The provisions of the EU GDPR have been incorporated directly into UK law as the UK GDPR. In practice, there is little change to the core data protection principles, rights and obligations. GDPR recitals add depth and help to explain the binding articles. Recitals continue to have the same status as before – they are not legally binding; they are useful for understanding the meaning of the articles.

The EU GDPR may still apply to you if you operate in the EEA, offer goods or services to individuals in the EEA, or monitor the behaviour of individuals in the EEA.

Can organisations in the EU and EEA send data to my UK business?

Yes. Now the EU has an approved adequacy decisions for the UK, most EEA processors will be able to send personal data back to UK controllers with no restrictions.

Data transferred from the EEA to the UK for the purposes of UK immigration control is not included in the GDPR adequacy decision. Neither is data that would fall within the scope of the immigration exemption in the Data Protection Act (DPA) 2018.

If you receive EU GDPR data that falls within the scope of the DPA 2018 immigration exemption you should read our detailed guidance.

What if we lose adequacy?

The EU Commission must monitor developments in the UK on an ongoing basis to ensure that the UK continues to provide an “essentially equivalent” level of data protection.

The Commission can amend, suspend, or repeal the decisions if issues cannot be resolved.

EU data subjects or an EU data protection authority can also challenge the decisions.

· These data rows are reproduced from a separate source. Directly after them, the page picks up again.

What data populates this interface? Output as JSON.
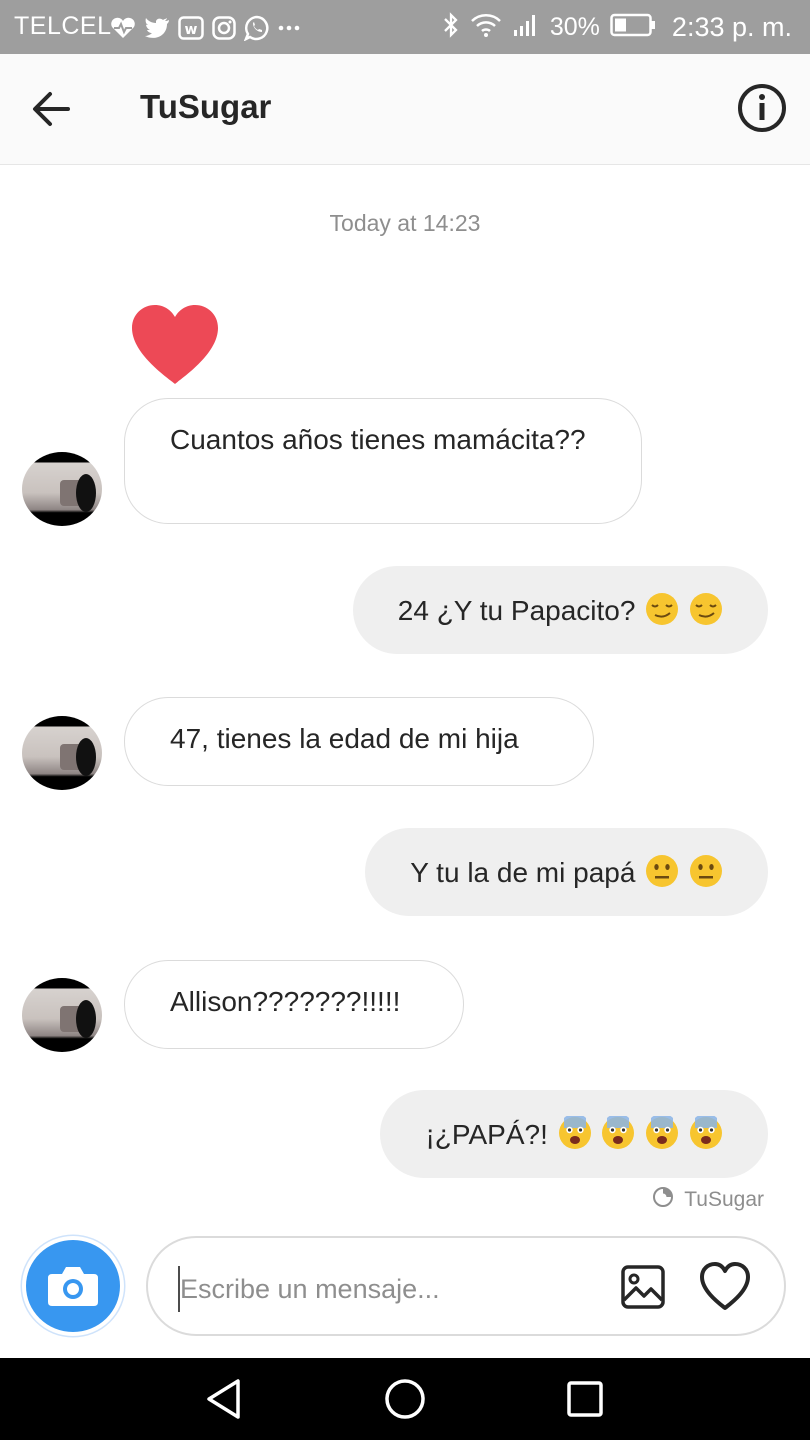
{
  "status_bar": {
    "carrier": "TELCEL",
    "left_icons": [
      "heart-rate-icon",
      "twitter-icon",
      "app-badge-icon",
      "instagram-icon",
      "whatsapp-icon",
      "more-dots-icon"
    ],
    "right_icons": [
      "bluetooth-icon",
      "wifi-icon",
      "signal-icon",
      "battery-icon"
    ],
    "battery_percent": "30%",
    "time": "2:33 p. m."
  },
  "header": {
    "title": "TuSugar",
    "back_icon": "arrow-left-icon",
    "info_icon": "info-circle-icon"
  },
  "chat": {
    "timestamp": "Today at 14:23",
    "reaction_icon": "red-heart-icon",
    "messages": [
      {
        "direction": "incoming",
        "text": "Cuantos años tienes mamácita??",
        "emojis": []
      },
      {
        "direction": "outgoing",
        "text": "24 ¿Y tu Papacito?",
        "emojis": [
          "smirk-emoji",
          "smirk-emoji"
        ]
      },
      {
        "direction": "incoming",
        "text": "47, tienes la edad de mi hija",
        "emojis": []
      },
      {
        "direction": "outgoing",
        "text": "Y tu la de mi papá",
        "emojis": [
          "neutral-face-emoji",
          "neutral-face-emoji"
        ]
      },
      {
        "direction": "incoming",
        "text": "Allison???????!!!!!",
        "emojis": []
      },
      {
        "direction": "outgoing",
        "text": "¡¿PAPÁ?!",
        "emojis": [
          "fearful-face-emoji",
          "fearful-face-emoji",
          "fearful-face-emoji",
          "fearful-face-emoji"
        ]
      }
    ],
    "seen_by": "TuSugar",
    "seen_icon": "eye-icon"
  },
  "composer": {
    "placeholder": "Escribe un mensaje...",
    "value": "",
    "camera_icon": "camera-icon",
    "gallery_icon": "image-icon",
    "like_icon": "heart-outline-icon"
  },
  "nav_bar": {
    "icons": [
      "back-triangle-icon",
      "home-circle-icon",
      "recents-square-icon"
    ]
  },
  "colors": {
    "accent": "#3897f0",
    "heart": "#ed4956",
    "status_bar": "#9e9e9e",
    "outgoing_bubble": "#efefef"
  }
}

The Court of Justice of the European Union would then decide whether the UK provides “essentially equivalent” protection.

In the absence of an EU GDPR adequacy decision, the ‘Frozen GDPR’ would apply to personal data that:

  • was processed in the UK under the EU GDPR before 01 January 2021; or
  • is being processed in the UK on the basis of the Withdrawal Agreement (for example, in order to comply with legal obligations under the Withdrawal Agreement).

If the ‘Frozen GDPR’ applies, you may need to identify any personal data about individuals located outside the UK collected before the end of 2020.

If applicable, you may also need to identify any new non-UK personal data you process to comply with the provisions of the Withdrawal Agreement .

What is the ICO’s role now?

The ICO remains the independent supervisory body regarding the UK’s data protection legislation.

The ICO will not be the regulator for any European-specific activities caught by the EU GDPR, although we hope to continue working closely with European supervisory authorities.

What about law enforcement processing?

The data protection regime set out in Part 3 of the DPA 2018 still applies to competent authorities processing for law enforcement purposes. These rules derive from an EU directive but are now set out in UK law and continue to apply (with some minor technical changes to reflect our status outside the EU).

The LED adequacy decision says the UK provides adequate protection for personal data transferred from EU authorities responsible for the prevention, investigation, detection or prosecution of criminal offences or the execution of criminal penalties. For more information, read Data Protection and the EU – law enforcement processing.

Transfers of data from the UK to the EU and Gibraltar can also continue on the basis of UK adequacy regulations. For more information on how the transfers rules work, read the international transfers page of our Guide to Law Enforcement processing.